LEWIS: I do not buy that argument. And today I think more than ever before, we have to speak up and speak out to end discrimination based on sexual orientation. Dr. King used to say when people talked about blacks and whites falling in love and getting married—you know one time in the state of Virginia, in my native state of Alabama, in Georgia and other parts of the South, blacks and whites could not fall in love and get married. And Dr. King took a simple argument and said races don’t fall in love and get married. Individuals fall in love and get married. It’s not the business of the federal government, it’s not the business of the state government to tell two individuals that they cannot fall in love and get married. And so I go back to what I said and wrote those lines a few years ago, that I fought too long and too hard against discrimination based on race and color not to stand up and fight and speak out against discrimination based on sexual orientation.
It is important to remember that there are real differences in the case of gay marriage and so- called mixed marriages. The situation of a lesbian or gay couple in 2004 is not the same as that of an interracial couple in the 1930s, when miscegenation laws carried criminal penalties, when whites were nearly unanimous in their condemnation of interracial marriage, and when the specter of lynching hovered over discussions of interracial sex.
There are only two objections to same-sex marriage that are intellectually honest and internally consistent. One is the simple anti-gay position: “It is the law’s job to stigmatize and disadvantage homosexuals, and the marriage ban is a means to that end.” The other is the argument from tradition — which turns out, on inspection, not to be so simple.
Everything today encourages us to see the dark side, the folly, the impossibility, not just of utopia but [even] of an anti-utopian heterotopia where we’d have a project in common besides selling our commodified labor, intellectual or otherwise. Everything encourages us to think we face a choice between detached houses in a row, where we cook our dinners in private, or else the gulag. But there can be—can’t there?—community without tyranny.
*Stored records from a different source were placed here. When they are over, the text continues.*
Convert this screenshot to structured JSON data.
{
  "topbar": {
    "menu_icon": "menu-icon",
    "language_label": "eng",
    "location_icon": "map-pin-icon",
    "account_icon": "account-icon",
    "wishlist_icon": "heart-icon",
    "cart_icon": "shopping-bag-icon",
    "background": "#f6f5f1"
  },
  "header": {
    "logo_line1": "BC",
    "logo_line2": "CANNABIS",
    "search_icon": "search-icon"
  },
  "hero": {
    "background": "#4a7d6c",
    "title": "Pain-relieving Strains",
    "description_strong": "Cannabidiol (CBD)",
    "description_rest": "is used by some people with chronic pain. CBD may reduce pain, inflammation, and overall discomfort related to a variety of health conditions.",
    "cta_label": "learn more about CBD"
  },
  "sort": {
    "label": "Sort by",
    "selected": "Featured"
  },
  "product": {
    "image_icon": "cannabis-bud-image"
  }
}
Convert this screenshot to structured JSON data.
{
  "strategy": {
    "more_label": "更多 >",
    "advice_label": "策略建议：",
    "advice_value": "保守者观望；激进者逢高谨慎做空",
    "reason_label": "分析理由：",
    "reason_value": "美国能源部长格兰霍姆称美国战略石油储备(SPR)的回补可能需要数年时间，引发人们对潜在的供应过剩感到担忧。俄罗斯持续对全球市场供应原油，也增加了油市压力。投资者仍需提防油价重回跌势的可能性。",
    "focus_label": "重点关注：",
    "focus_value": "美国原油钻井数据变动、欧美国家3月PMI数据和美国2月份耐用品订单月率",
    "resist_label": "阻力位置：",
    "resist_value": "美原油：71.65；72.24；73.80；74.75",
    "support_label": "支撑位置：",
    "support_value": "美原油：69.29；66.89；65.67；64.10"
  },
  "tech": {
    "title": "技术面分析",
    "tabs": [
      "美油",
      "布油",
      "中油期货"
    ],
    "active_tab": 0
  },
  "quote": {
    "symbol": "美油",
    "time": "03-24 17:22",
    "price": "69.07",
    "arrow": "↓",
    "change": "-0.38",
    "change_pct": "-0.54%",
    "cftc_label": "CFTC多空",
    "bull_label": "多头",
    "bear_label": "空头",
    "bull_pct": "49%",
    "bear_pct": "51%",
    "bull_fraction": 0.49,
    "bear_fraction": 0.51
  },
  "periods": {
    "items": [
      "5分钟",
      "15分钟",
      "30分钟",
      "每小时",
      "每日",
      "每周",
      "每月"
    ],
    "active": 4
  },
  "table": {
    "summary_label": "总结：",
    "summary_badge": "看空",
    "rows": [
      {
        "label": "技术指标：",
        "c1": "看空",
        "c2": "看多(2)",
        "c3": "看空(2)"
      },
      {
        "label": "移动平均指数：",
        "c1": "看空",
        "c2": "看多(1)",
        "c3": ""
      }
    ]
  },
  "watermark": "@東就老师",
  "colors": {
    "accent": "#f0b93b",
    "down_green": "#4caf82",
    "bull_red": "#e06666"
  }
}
Sure, the company of misfits would make you feel bad sometimes; but it also feels bad to have nothing to look forward to but marriage, work and TV. Maybe [this heterotopia] would always be a failure. But then atomized private life under the market is doomed to failure too, if we think of happiness, excitement, joy, or surprise [as things we want]. You’ve got to pick your failures—and I’d like to fail in good company instead of all on my own.
Civil Rights Civil Unions Class Feminism Gay Gender Politics Generation Y Language Love Marriage Queer Culture Race Sexy community Coretta Scott King Gay Marriage Marriage Equality Martin Luther King Rep. John Lewis rhetoric
Amy King is the recipient of the 2015 Winner of the Women’s National Book Association (WNBA) Award. Her latest collection, The Missing Museum, is a winner of the 2015 Tarpaulin Sky Book Prize. She serves on the executive board of VIDA: Women in Literary Arts and is co-editing with Heidi Lynn Staples the anthology Big Energy Poets of the Anthropocene: When Ecopoets Think Climate Change. She also co-edited the anthology Bettering American Poetry 2015 and is a professor of creative writing at SUNY Nassau Community College.